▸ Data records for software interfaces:
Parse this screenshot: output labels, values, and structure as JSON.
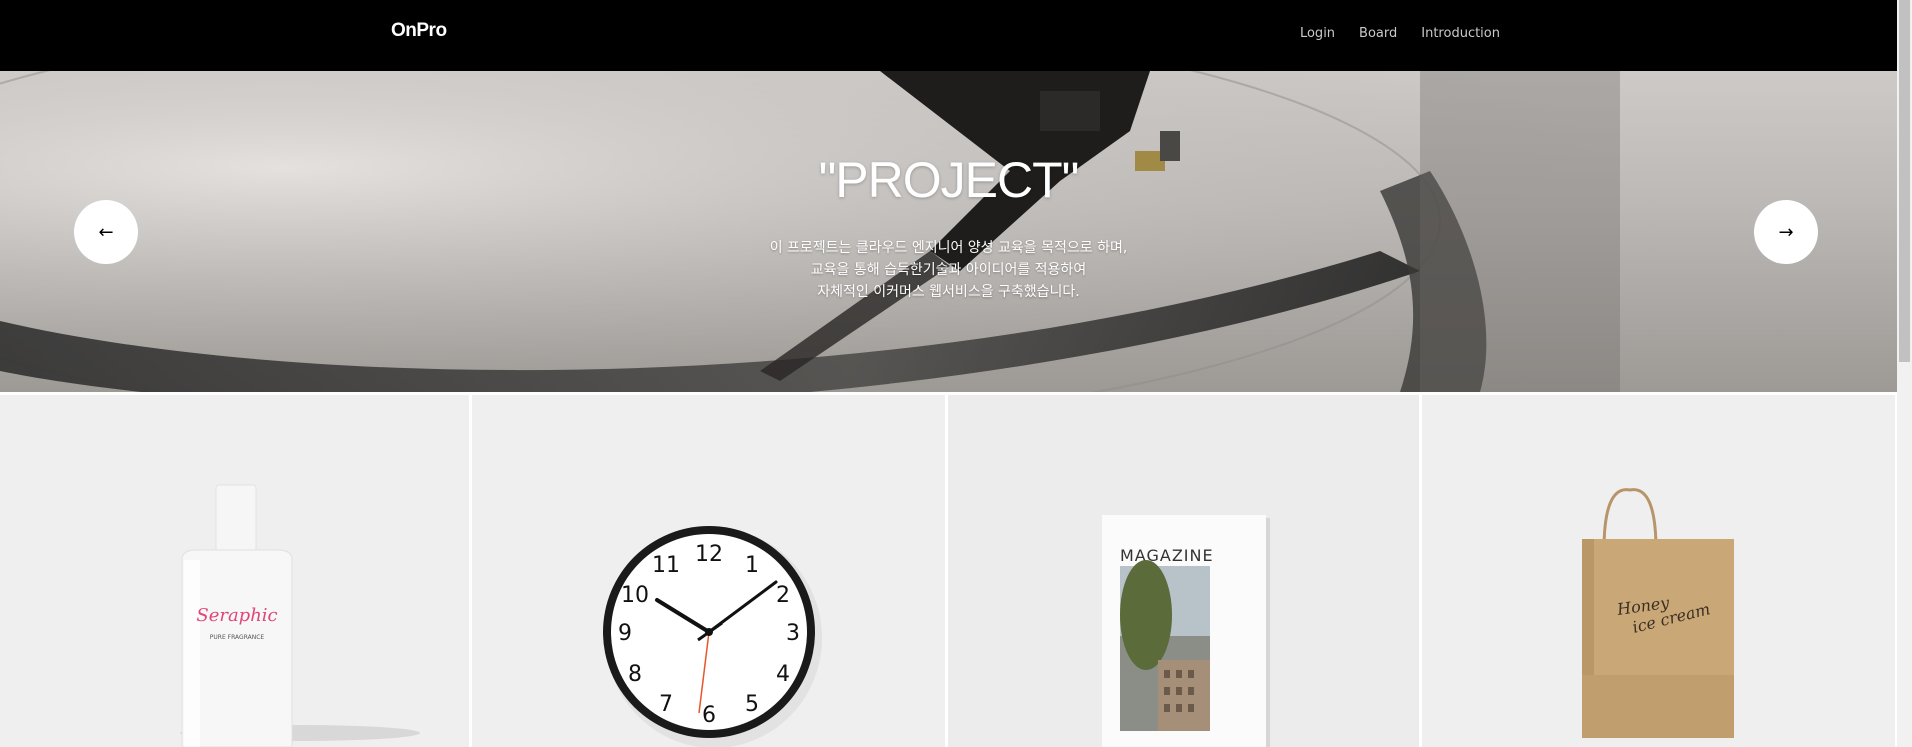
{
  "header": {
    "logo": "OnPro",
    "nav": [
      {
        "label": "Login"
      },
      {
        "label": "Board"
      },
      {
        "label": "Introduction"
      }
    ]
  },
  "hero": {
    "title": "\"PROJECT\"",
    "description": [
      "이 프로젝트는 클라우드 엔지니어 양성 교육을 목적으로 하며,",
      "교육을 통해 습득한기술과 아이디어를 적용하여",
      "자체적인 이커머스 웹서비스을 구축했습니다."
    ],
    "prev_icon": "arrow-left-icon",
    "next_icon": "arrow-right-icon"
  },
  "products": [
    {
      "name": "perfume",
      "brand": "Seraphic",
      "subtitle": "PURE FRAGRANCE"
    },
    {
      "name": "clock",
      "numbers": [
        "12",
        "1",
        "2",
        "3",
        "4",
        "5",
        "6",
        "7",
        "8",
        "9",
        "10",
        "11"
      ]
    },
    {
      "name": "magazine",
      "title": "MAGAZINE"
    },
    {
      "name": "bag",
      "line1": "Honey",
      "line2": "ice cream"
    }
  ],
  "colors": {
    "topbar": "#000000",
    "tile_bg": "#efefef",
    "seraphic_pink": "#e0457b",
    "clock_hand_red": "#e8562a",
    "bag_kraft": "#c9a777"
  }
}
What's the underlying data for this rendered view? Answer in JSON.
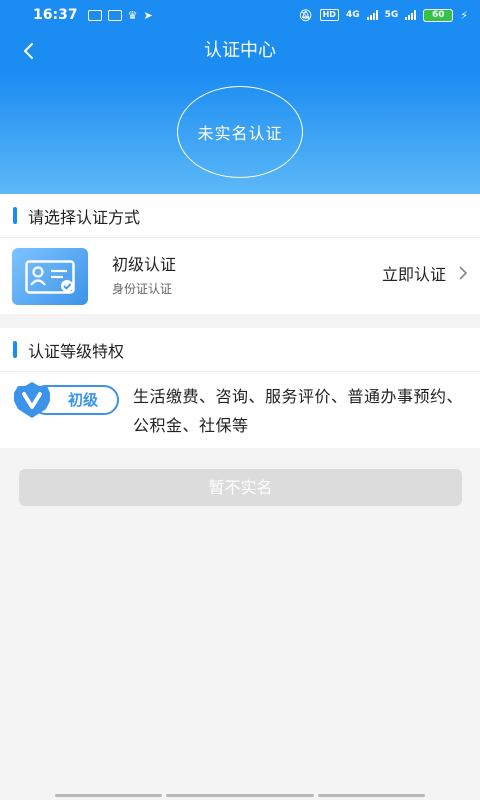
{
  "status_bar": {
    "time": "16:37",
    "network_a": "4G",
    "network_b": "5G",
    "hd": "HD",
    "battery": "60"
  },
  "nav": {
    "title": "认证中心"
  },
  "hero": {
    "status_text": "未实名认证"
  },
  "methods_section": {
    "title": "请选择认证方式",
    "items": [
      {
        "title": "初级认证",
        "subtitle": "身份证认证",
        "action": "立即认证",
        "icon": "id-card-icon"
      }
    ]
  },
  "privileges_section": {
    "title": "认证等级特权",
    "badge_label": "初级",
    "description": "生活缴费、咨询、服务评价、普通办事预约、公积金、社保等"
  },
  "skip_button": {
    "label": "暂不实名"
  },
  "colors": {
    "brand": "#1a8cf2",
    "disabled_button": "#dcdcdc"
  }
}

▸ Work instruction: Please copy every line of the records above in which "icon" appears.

▸ Solution to this problem:
    "prev_icon": "arrow-left-icon",
    "next_icon": "arrow-right-icon"
        "icon": "id-card-icon"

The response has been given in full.